Through a selection of these family keepsakes, this exhibition presents a portrait of Scotland at war, where the private lives of Scottish families introduce some of the themes and events of the conflict across the fighting fronts.


Fonte: National Museums Scotland 

Pop to popism


This summer Pop to popism takes over the Gallery with more than 200 works exploring the origins of pop art, its heady high period and its enduring legacy both in Australia and abroad.

See masterpieces such as Roy Lichtenstein’s first comic-style painting Look Mickey, Andy Warhol’s Triple Elvis and David Hockney’s Portrait of an artist. For the first time, Australian artists – including Martin Sharp, Howard Arkley, Brett Whiteley and Maria Kozic – are showcased with their international peers.
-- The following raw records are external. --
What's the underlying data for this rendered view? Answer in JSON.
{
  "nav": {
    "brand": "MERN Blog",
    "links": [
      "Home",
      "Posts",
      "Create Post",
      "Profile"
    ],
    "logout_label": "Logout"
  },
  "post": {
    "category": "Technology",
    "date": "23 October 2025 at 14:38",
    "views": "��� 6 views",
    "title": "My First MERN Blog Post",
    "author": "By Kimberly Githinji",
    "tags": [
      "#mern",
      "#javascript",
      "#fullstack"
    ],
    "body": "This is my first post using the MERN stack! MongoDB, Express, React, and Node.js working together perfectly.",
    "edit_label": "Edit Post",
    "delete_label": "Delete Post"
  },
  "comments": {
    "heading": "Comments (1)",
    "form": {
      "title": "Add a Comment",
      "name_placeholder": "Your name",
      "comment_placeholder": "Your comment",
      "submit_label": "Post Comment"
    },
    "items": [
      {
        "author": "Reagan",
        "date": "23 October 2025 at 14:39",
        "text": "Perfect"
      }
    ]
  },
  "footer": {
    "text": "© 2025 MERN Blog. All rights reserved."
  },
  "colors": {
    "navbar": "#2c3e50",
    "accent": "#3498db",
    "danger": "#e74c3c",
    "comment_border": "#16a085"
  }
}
Featuring works from over 45 lenders worldwide – including the Andy Warhol Museum, Tate and Museum of Modern Art – Pop to popism is part of the Sydney International Art Series, and is exclusive to Sydney.

Fonte: Art Gallery NSW

Women artists dominate Art Basel Miami Beach’s new Survey section

Art Basel Miami Beach (ABMB) takes a historical turn this year, with a new section devoted to projects from the past. “Survey” features nine solo shows and four group presentations—many of which focus on female or feminist artists who made their mark in the 1960s and 1970s.


Art history gives way to anthropology in the “Public” section, where this year the 26 outdoor works are grouped under the title “Fieldwork”. “Public art demands a willingness to take risks,” says its curator, Nicholas Baume. “On the breezy lawns, gardens and pathways of Collins Park we find that fertile terrain, where artists get to try out their ideas and verify them ‘in the field’.”

Fittingly for an exhibition held in an open space, ancient history also plays its part. Roman statues are invoked in Justin Matherly’s concrete sculpture from 2010, which is inspired by the Belvedere Torso in the collection of the Vatican Museums, while Nuria Fuster’s iron work tests the Greek philosopher Anaximenes’s hypothesis that air is the source of all things.


More infos: TAN